**Assignment**
Starting from the first line below, repeat the data exactly through to the last.

Segment Start: Given entries

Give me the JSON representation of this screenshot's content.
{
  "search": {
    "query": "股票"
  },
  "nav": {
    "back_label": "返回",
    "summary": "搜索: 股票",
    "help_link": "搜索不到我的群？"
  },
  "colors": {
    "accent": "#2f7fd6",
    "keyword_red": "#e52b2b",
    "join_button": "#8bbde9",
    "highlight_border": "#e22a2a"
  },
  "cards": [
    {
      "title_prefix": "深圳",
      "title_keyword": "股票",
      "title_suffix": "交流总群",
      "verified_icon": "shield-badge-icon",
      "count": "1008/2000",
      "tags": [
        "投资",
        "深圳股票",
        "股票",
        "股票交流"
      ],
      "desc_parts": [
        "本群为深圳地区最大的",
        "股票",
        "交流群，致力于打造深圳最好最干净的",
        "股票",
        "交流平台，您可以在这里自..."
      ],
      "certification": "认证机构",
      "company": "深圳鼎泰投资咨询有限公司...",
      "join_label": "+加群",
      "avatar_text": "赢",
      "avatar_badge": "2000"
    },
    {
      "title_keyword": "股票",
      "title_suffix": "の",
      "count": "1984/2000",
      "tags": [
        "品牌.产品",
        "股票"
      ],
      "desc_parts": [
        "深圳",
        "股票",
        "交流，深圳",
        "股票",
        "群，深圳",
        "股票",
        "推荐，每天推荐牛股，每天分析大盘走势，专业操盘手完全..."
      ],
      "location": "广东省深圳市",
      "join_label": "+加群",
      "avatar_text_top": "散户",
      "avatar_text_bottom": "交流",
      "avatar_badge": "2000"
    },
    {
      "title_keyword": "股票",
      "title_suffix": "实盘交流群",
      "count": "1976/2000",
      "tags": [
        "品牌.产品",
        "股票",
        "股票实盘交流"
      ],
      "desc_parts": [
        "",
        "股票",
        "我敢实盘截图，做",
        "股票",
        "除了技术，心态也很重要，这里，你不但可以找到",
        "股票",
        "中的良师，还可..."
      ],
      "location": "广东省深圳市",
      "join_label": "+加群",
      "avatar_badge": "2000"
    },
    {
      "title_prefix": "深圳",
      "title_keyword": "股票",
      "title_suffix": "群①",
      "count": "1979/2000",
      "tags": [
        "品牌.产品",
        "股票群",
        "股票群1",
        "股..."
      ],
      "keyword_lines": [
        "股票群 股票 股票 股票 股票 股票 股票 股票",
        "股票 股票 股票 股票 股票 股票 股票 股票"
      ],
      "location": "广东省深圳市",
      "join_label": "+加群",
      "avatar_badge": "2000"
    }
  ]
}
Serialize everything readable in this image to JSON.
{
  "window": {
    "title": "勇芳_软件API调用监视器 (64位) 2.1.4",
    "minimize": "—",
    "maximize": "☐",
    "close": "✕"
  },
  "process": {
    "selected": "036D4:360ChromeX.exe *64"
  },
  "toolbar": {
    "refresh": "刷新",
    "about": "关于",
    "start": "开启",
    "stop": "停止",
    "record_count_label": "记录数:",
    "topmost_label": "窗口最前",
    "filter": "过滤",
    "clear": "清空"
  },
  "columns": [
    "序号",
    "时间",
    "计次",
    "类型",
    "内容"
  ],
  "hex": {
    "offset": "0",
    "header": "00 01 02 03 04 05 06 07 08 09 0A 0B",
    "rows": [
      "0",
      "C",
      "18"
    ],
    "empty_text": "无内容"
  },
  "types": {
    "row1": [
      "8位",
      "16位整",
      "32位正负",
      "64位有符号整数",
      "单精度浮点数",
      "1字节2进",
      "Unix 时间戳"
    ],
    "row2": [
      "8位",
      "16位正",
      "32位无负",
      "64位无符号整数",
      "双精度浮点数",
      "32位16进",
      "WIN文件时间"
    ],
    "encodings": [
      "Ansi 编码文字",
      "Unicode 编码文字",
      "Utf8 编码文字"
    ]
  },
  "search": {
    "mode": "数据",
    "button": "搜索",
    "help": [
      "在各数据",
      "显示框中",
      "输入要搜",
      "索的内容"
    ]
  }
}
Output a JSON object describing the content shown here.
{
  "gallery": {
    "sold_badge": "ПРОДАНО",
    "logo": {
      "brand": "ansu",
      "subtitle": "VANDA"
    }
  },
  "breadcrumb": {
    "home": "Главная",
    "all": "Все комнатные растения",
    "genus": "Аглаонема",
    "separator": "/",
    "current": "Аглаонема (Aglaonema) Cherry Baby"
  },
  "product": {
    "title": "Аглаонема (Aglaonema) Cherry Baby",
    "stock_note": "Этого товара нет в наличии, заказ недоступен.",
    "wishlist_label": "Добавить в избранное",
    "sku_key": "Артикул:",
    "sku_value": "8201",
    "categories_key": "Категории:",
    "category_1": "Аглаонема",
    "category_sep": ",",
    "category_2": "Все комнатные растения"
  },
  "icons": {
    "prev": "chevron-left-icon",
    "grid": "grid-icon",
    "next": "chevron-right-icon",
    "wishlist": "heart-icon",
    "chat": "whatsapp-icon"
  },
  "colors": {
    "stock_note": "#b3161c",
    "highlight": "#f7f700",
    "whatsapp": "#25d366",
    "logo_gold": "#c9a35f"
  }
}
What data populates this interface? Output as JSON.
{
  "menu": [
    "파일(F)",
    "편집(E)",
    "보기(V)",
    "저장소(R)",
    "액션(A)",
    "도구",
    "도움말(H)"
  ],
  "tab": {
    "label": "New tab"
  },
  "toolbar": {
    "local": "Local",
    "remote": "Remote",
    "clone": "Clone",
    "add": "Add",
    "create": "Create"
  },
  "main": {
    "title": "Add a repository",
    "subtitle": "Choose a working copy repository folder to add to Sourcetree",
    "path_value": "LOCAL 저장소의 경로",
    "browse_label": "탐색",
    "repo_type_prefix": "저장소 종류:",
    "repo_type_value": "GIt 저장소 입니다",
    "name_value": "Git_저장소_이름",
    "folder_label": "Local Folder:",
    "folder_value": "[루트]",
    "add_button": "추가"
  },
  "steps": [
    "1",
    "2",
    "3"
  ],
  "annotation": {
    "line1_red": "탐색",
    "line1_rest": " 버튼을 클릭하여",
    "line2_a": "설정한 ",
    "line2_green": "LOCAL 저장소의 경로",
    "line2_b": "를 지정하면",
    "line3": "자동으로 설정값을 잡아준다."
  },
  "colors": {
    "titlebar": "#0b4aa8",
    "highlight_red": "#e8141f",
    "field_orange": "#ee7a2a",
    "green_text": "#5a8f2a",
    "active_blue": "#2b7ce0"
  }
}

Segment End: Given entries

**Output below**
Give me the JSON representation of this screenshot's content.
{
  "search": {
    "query": "股票"
  },
  "nav": {
    "back_label": "返回",
    "summary": "搜索: 股票",
    "help_link": "搜索不到我的群？"
  },
  "colors": {
    "accent": "#2f7fd6",
    "keyword_red": "#e52b2b",
    "join_button": "#8bbde9",
    "highlight_border": "#e22a2a"
  },
  "cards": [
    {
      "title_prefix": "深圳",
      "title_keyword": "股票",
      "title_suffix": "交流总群",
      "verified_icon": "shield-badge-icon",
      "count": "1008/2000",
      "tags": [
        "投资",
        "深圳股票",
        "股票",
        "股票交流"
      ],
      "desc_parts": [
        "本群为深圳地区最大的",
        "股票",
        "交流群，致力于打造深圳最好最干净的",
        "股票",
        "交流平台，您可以在这里自..."
      ],
      "certification": "认证机构",
      "company": "深圳鼎泰投资咨询有限公司...",
      "join_label": "+加群",
      "avatar_text": "赢",
      "avatar_badge": "2000"
    },
    {
      "title_keyword": "股票",
      "title_suffix": "の",
      "count": "1984/2000",
      "tags": [
        "品牌.产品",
        "股票"
      ],
      "desc_parts": [
        "深圳",
        "股票",
        "交流，深圳",
        "股票",
        "群，深圳",
        "股票",
        "推荐，每天推荐牛股，每天分析大盘走势，专业操盘手完全..."
      ],
      "location": "广东省深圳市",
      "join_label": "+加群",
      "avatar_text_top": "散户",
      "avatar_text_bottom": "交流",
      "avatar_badge": "2000"
    },
    {
      "title_keyword": "股票",
      "title_suffix": "实盘交流群",
      "count": "1976/2000",
      "tags": [
        "品牌.产品",
        "股票",
        "股票实盘交流"
      ],
      "desc_parts": [
        "",
        "股票",
        "我敢实盘截图，做",
        "股票",
        "除了技术，心态也很重要，这里，你不但可以找到",
        "股票",
        "中的良师，还可..."
      ],
      "location": "广东省深圳市",
      "join_label": "+加群",
      "avatar_badge": "2000"
    },
    {
      "title_prefix": "深圳",
      "title_keyword": "股票",
      "title_suffix": "群①",
      "count": "1979/2000",
      "tags": [
        "品牌.产品",
        "股票群",
        "股票群1",
        "股..."
      ],
      "keyword_lines": [
        "股票群 股票 股票 股票 股票 股票 股票 股票",
        "股票 股票 股票 股票 股票 股票 股票 股票"
      ],
      "location": "广东省深圳市",
      "join_label": "+加群",
      "avatar_badge": "2000"
    }
  ]
}
Serialize everything readable in this image to JSON.
{
  "window": {
    "title": "勇芳_软件API调用监视器 (64位) 2.1.4",
    "minimize": "—",
    "maximize": "☐",
    "close": "✕"
  },
  "process": {
    "selected": "036D4:360ChromeX.exe *64"
  },
  "toolbar": {
    "refresh": "刷新",
    "about": "关于",
    "start": "开启",
    "stop": "停止",
    "record_count_label": "记录数:",
    "topmost_label": "窗口最前",
    "filter": "过滤",
    "clear": "清空"
  },
  "columns": [
    "序号",
    "时间",
    "计次",
    "类型",
    "内容"
  ],
  "hex": {
    "offset": "0",
    "header": "00 01 02 03 04 05 06 07 08 09 0A 0B",
    "rows": [
      "0",
      "C",
      "18"
    ],
    "empty_text": "无内容"
  },
  "types": {
    "row1": [
      "8位",
      "16位整",
      "32位正负",
      "64位有符号整数",
      "单精度浮点数",
      "1字节2进",
      "Unix 时间戳"
    ],
    "row2": [
      "8位",
      "16位正",
      "32位无负",
      "64位无符号整数",
      "双精度浮点数",
      "32位16进",
      "WIN文件时间"
    ],
    "encodings": [
      "Ansi 编码文字",
      "Unicode 编码文字",
      "Utf8 编码文字"
    ]
  },
  "search": {
    "mode": "数据",
    "button": "搜索",
    "help": [
      "在各数据",
      "显示框中",
      "输入要搜",
      "索的内容"
    ]
  }
}
Output a JSON object describing the content shown here.
{
  "gallery": {
    "sold_badge": "ПРОДАНО",
    "logo": {
      "brand": "ansu",
      "subtitle": "VANDA"
    }
  },
  "breadcrumb": {
    "home": "Главная",
    "all": "Все комнатные растения",
    "genus": "Аглаонема",
    "separator": "/",
    "current": "Аглаонема (Aglaonema) Cherry Baby"
  },
  "product": {
    "title": "Аглаонема (Aglaonema) Cherry Baby",
    "stock_note": "Этого товара нет в наличии, заказ недоступен.",
    "wishlist_label": "Добавить в избранное",
    "sku_key": "Артикул:",
    "sku_value": "8201",
    "categories_key": "Категории:",
    "category_1": "Аглаонема",
    "category_sep": ",",
    "category_2": "Все комнатные растения"
  },
  "icons": {
    "prev": "chevron-left-icon",
    "grid": "grid-icon",
    "next": "chevron-right-icon",
    "wishlist": "heart-icon",
    "chat": "whatsapp-icon"
  },
  "colors": {
    "stock_note": "#b3161c",
    "highlight": "#f7f700",
    "whatsapp": "#25d366",
    "logo_gold": "#c9a35f"
  }
}
What data populates this interface? Output as JSON.
{
  "menu": [
    "파일(F)",
    "편집(E)",
    "보기(V)",
    "저장소(R)",
    "액션(A)",
    "도구",
    "도움말(H)"
  ],
  "tab": {
    "label": "New tab"
  },
  "toolbar": {
    "local": "Local",
    "remote": "Remote",
    "clone": "Clone",
    "add": "Add",
    "create": "Create"
  },
  "main": {
    "title": "Add a repository",
    "subtitle": "Choose a working copy repository folder to add to Sourcetree",
    "path_value": "LOCAL 저장소의 경로",
    "browse_label": "탐색",
    "repo_type_prefix": "저장소 종류:",
    "repo_type_value": "GIt 저장소 입니다",
    "name_value": "Git_저장소_이름",
    "folder_label": "Local Folder:",
    "folder_value": "[루트]",
    "add_button": "추가"
  },
  "steps": [
    "1",
    "2",
    "3"
  ],
  "annotation": {
    "line1_red": "탐색",
    "line1_rest": " 버튼을 클릭하여",
    "line2_a": "설정한 ",
    "line2_green": "LOCAL 저장소의 경로",
    "line2_b": "를 지정하면",
    "line3": "자동으로 설정값을 잡아준다."
  },
  "colors": {
    "titlebar": "#0b4aa8",
    "highlight_red": "#e8141f",
    "field_orange": "#ee7a2a",
    "green_text": "#5a8f2a",
    "active_blue": "#2b7ce0"
  }
}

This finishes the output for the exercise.